Lockdown: a time to think and rethink

Indian Prime Minister Narendra Modi announced on March 24 that we would have a nationwide lockdown because of the COVID-19 pandemic, lasting until April 14 — and then extended several times.

Hearing this, I had an inexpressible feeling inside — but from that moment onward, I felt the seriousness of the coronavirus, the worldwide destroyer.

For me, there is no problem as I am in a safe place, by God's grace. But for other ordinary people and those living in poverty, it is a painful and hard time. I empathize with them and pray to Jesus, who suffered grievously, to bless and take care of them.

It was the first time that I have experienced a global feeling of sadness and solidarity, not only for the people of my country, but for the world's citizens who are affected by COVID-19.

The lockdown in India has affected our whole system of life — physical, emotional, educational, social and spiritual.

I now understand better how saints of yesteryear thirsted for God and longed for the Eucharist, especially when they faced hard times like the natural calamities or pandemics of their time. It is great to recall how they faced those trying times, and rendered their service to affected people with faith, courage and love. Those saints who have shown us the way reignite in me the love of my own mission.

About our spiritual or religious activities due to the shutdown: The irregularity of the holy Mass these days has given me an empty feeling and a longing to have the eucharistic celebration.

As I am a religious, I am privileged in many ways. We can have Mass on Sundays and other important days in our convent. But what about the other faithful? They have online services. And some in remote areas without internet, not even that. Online! Who would have thought that one day we would be forced to attend online Mass?

The educational board announced that we would have online classes for students.
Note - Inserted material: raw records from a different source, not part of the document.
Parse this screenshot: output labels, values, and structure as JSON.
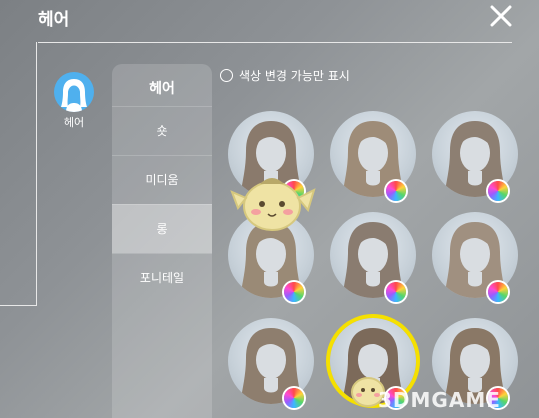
{
  "header": {
    "title": "헤어",
    "close_icon": "close-icon"
  },
  "category": {
    "label": "헤어",
    "icon": "hair-avatar-icon",
    "color": "#4fb0ee"
  },
  "subcategories": {
    "title": "헤어",
    "items": [
      {
        "label": "숏",
        "active": false
      },
      {
        "label": "미디움",
        "active": false
      },
      {
        "label": "롱",
        "active": true
      },
      {
        "label": "포니테일",
        "active": false
      }
    ]
  },
  "filter": {
    "label": "색상 변경 가능만 표시",
    "checked": false
  },
  "hairstyles": [
    {
      "id": "long-wavy-1",
      "color": "#8a7a6c",
      "selected": false
    },
    {
      "id": "long-wavy-2",
      "color": "#9e8c78",
      "selected": false
    },
    {
      "id": "long-curly-1",
      "color": "#8d7f72",
      "selected": false
    },
    {
      "id": "long-curly-2",
      "color": "#9a8a76",
      "selected": false
    },
    {
      "id": "pigtails",
      "color": "#8a7c70",
      "selected": false
    },
    {
      "id": "twin-tails",
      "color": "#a09080",
      "selected": false
    },
    {
      "id": "braided",
      "color": "#8e7e6e",
      "selected": false
    },
    {
      "id": "long-straight",
      "color": "#7c6a5a",
      "selected": true
    },
    {
      "id": "long-curly-3",
      "color": "#8a7866",
      "selected": false
    }
  ],
  "watermark": "3DMGAME",
  "selection_color": "#f5e000"
}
Again, the students in remote areas have a problem, as they have no schools with the latest technology or other facilities that can help them to access online learning opportunities. We need to think about how to solve this.
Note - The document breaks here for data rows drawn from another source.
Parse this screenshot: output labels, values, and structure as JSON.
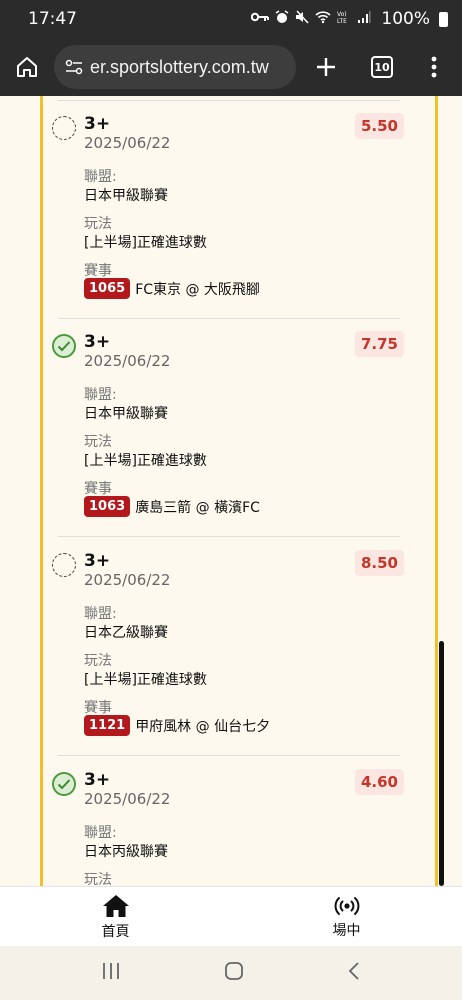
{
  "status_bar": {
    "time": "17:47",
    "battery": "100%"
  },
  "browser": {
    "url": "er.sportslottery.com.tw",
    "tab_count": "10"
  },
  "bets": [
    {
      "title": "3+",
      "date": "2025/06/22",
      "odds": "5.50",
      "checked": false,
      "league_label": "聯盟:",
      "league": "日本甲級聯賽",
      "play_label": "玩法",
      "play": "[上半場]正確進球數",
      "event_label": "賽事",
      "match_id": "1065",
      "match": "FC東京 @ 大阪飛腳"
    },
    {
      "title": "3+",
      "date": "2025/06/22",
      "odds": "7.75",
      "checked": true,
      "league_label": "聯盟:",
      "league": "日本甲級聯賽",
      "play_label": "玩法",
      "play": "[上半場]正確進球數",
      "event_label": "賽事",
      "match_id": "1063",
      "match": "廣島三箭 @ 橫濱FC"
    },
    {
      "title": "3+",
      "date": "2025/06/22",
      "odds": "8.50",
      "checked": false,
      "league_label": "聯盟:",
      "league": "日本乙級聯賽",
      "play_label": "玩法",
      "play": "[上半場]正確進球數",
      "event_label": "賽事",
      "match_id": "1121",
      "match": "甲府風林 @ 仙台七夕"
    },
    {
      "title": "3+",
      "date": "2025/06/22",
      "odds": "4.60",
      "checked": true,
      "league_label": "聯盟:",
      "league": "日本丙級聯賽",
      "play_label": "玩法"
    }
  ],
  "bottom_nav": {
    "home": "首頁",
    "live": "場中"
  }
}
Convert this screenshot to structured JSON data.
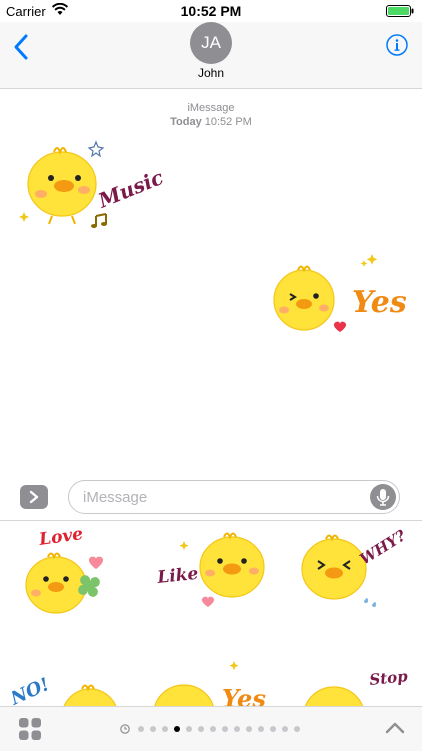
{
  "status_bar": {
    "carrier": "Carrier",
    "time": "10:52 PM"
  },
  "header": {
    "avatar_initials": "JA",
    "contact_name": "John"
  },
  "conversation": {
    "service": "iMessage",
    "day": "Today",
    "time": "10:52 PM",
    "sent_stickers": [
      {
        "word": "Music",
        "icon": "chick-music-sticker"
      },
      {
        "word": "Yes",
        "icon": "chick-yes-sticker"
      }
    ]
  },
  "compose": {
    "placeholder": "iMessage"
  },
  "sticker_drawer": {
    "stickers": [
      {
        "word": "Love",
        "icon": "chick-love-sticker"
      },
      {
        "word": "Like",
        "icon": "chick-like-sticker"
      },
      {
        "word": "WHY?",
        "icon": "chick-why-sticker"
      },
      {
        "word": "NO!",
        "icon": "chick-no-sticker"
      },
      {
        "word": "Yes",
        "icon": "chick-yes-sticker"
      },
      {
        "word": "Stop",
        "icon": "chick-stop-sticker"
      }
    ]
  },
  "bottom_bar": {
    "page_count": 14,
    "active_page": 3
  },
  "colors": {
    "accent": "#007aff",
    "chick": "#ffe23a",
    "music_word": "#7a1a4a",
    "yes_word": "#f08a12",
    "love_word": "#e02030"
  }
}
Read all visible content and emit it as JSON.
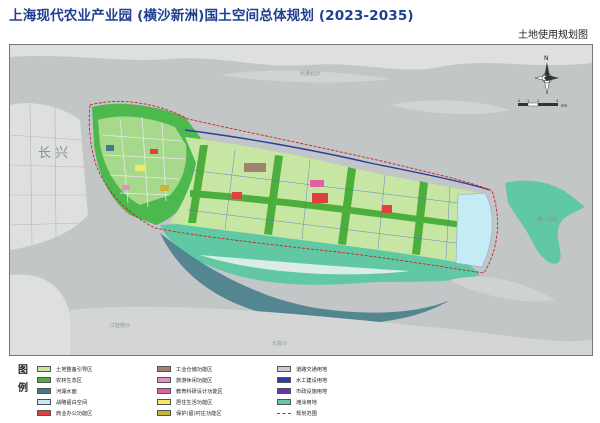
{
  "document": {
    "title": "上海现代农业产业园 (横沙新洲)国土空间总体规划 (2023-2035)",
    "map_name": "土地使用规划图"
  },
  "map": {
    "labels": {
      "changxing": "长 兴",
      "hengsha_east": "横沙浅滩",
      "north_channel": "北港北沙",
      "south_channel": "江亚南沙",
      "jiuduansha": "九段沙"
    },
    "compass": {
      "north": "N",
      "scale_unit": "km",
      "scale_values": [
        "0",
        "1",
        "2",
        "4"
      ]
    },
    "colors": {
      "water": "#c3c6c7",
      "land_outside": "#dedfdf",
      "farmland": "#c7e6a4",
      "forest": "#4daf3b",
      "urban": "#4db84d",
      "wetland": "#60c9a4",
      "lake": "#c5ecf5",
      "dark_water": "#3f7a86"
    }
  },
  "legend": {
    "header": "图 例",
    "items": [
      {
        "label": "土地整备引导区",
        "color": "#c7e6a4"
      },
      {
        "label": "工业仓储功能区",
        "color": "#a0826d"
      },
      {
        "label": "道路交通用地",
        "color": "#cfc7d8"
      },
      {
        "label": "农林生态区",
        "color": "#4daf3b"
      },
      {
        "label": "旅游休闲功能区",
        "color": "#e88fc0"
      },
      {
        "label": "水工建设用地",
        "color": "#2b3d9e"
      },
      {
        "label": "河湖水面",
        "color": "#3f7a86"
      },
      {
        "label": "教育科研设计功能区",
        "color": "#e060a0"
      },
      {
        "label": "市政设施用地",
        "color": "#6a2fb0"
      },
      {
        "label": "战略留白空间",
        "color": "#c5ecf5"
      },
      {
        "label": "居住生活功能区",
        "color": "#f2e96a"
      },
      {
        "label": "滩涂用地",
        "color": "#60c9a4"
      },
      {
        "label": "商业办公功能区",
        "color": "#e04040"
      },
      {
        "label": "保护(留)村庄功能区",
        "color": "#c9b43a"
      },
      {
        "label": "规划范围",
        "color": "#cc2222",
        "style": "line"
      }
    ]
  }
}
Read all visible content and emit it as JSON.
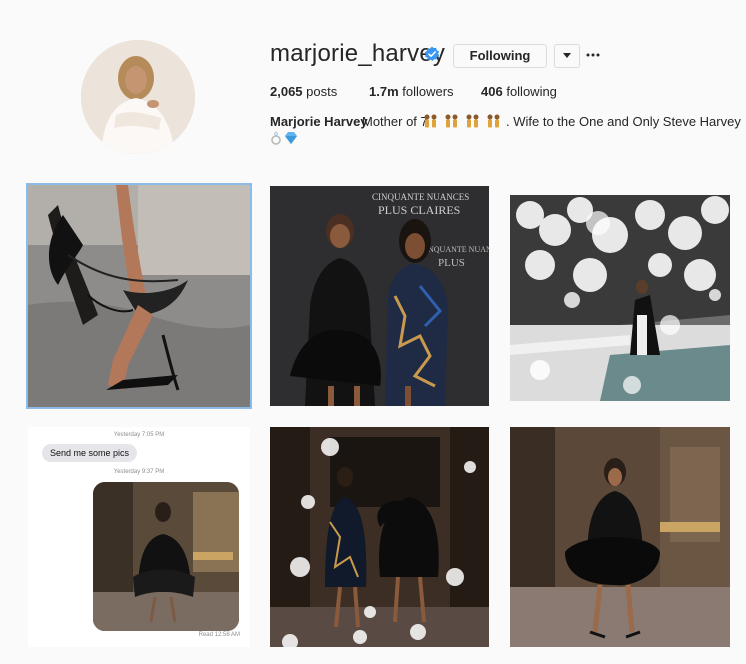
{
  "profile": {
    "username": "marjorie_harvey",
    "follow_label": "Following",
    "stats": {
      "posts_count": "2,065",
      "posts_label": "posts",
      "followers_count": "1.7m",
      "followers_label": "followers",
      "following_count": "406",
      "following_label": "following"
    },
    "bio": {
      "name": "Marjorie Harvey",
      "text_a": "Mother of 7",
      "text_b": ". Wife to the One and Only Steve Harvey"
    }
  },
  "posts": {
    "tile4": {
      "ts1": "Yesterday 7:05 PM",
      "message": "Send me some pics",
      "ts2": "Yesterday 9:37 PM",
      "read": "Read 12:58 AM"
    },
    "tile2": {
      "brand_a": "CINQUANTE NUANCES",
      "brand_b": "PLUS CLAIRES",
      "brand_c": "CINQUANTE NUANCES",
      "brand_d": "PLUS"
    }
  },
  "icons": [
    "verified-badge-icon",
    "chevron-down-icon",
    "more-options-icon",
    "people-emoji-icon",
    "ring-emoji-icon",
    "gem-emoji-icon"
  ],
  "colors": {
    "verified": "#3897f0",
    "selected_outline": "#8bbbe8"
  }
}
These days, from morning to night, our community is spending more time with the Lord. If there is no Mass, we have a Communion service; from 9 a.m. to 5 p.m. there is eucharistic adoration; from 6 p.m. to 7:30 p.m. we have universal prayer and the holy rosary. 

All our prayers and petitions are for the coronavirus patients, doctors, nurses, health workers and the safety of every individual in this universe. We pray for patients fighting COVID-19 through sickness; for the doctors and nurses fighting to treat it; for scientists fighting it through research; and for ourselves fighting it through prayer.

We also take precautions in our community, by following all the rules recommended by the government and the doctors, like social distancing, sanitation, wearing masks and maintaining healthy immune systems.

Since in our community there is sufficient space to maintain social distance, the other sisters and I occupy ourselves in paperwork and in keeping the surroundings clean. All of us take care of our premises. So far, we have enough food provisions for all.

Since it is a quite long lockdown, I think people will be longing to attend the holy Mass. I am sure hereafter we will all take part in the eucharistic celebration and other prayers in the church with more devotion and love!

But it might also happen the other way for those lazy ones who think online prayers are enough, or that we can pray without going to church. It may become a habit for them.

Lockdown is the time to read, reflect and learn to live our lives better. Someone gave me the "full meaning of lockdown." I liked it when I read it, and would like to share it here:

L — Listen to God's voice and reflect. Let go and let us trust in God.

O — Obey his word and his teachings.

C — Call on God's name and be calm.

K — Know what is the purpose of all this.

D — Dwell in his presence. Do not panic.

O — Offer a prayer for everyone's safety.

W — Wait and be patient; this too shall pass.

N — Nurture our relationship with him.

During this time, we meet only with our family members and neighbors — and in town areas, we might not even know our neighbors. So lockdown can be a life lesson for me to speak much and relate with the creator. By this lockdown, we automatically meet and speak less to creatures but we meet and speak every moment to God — telling him about the pathetic situation of our world today.

It is in silence that we learn the ways of God. It takes time to acquire the wisdom of God.

The global health crisis is teaching us to be patient and love one another sincerely. God's ways are mysterious. I believe the almighty God will free us from this pandemic in his mysterious way. Until then we trust him.

[Shanti Tirkey is a Salesian Sister of the Kolkata Province in India. She is currently serving in the Auxilium Convent School, Bandel, as teacher and vice principal; she is also in charge of boarders and is vocation promoter for her province.]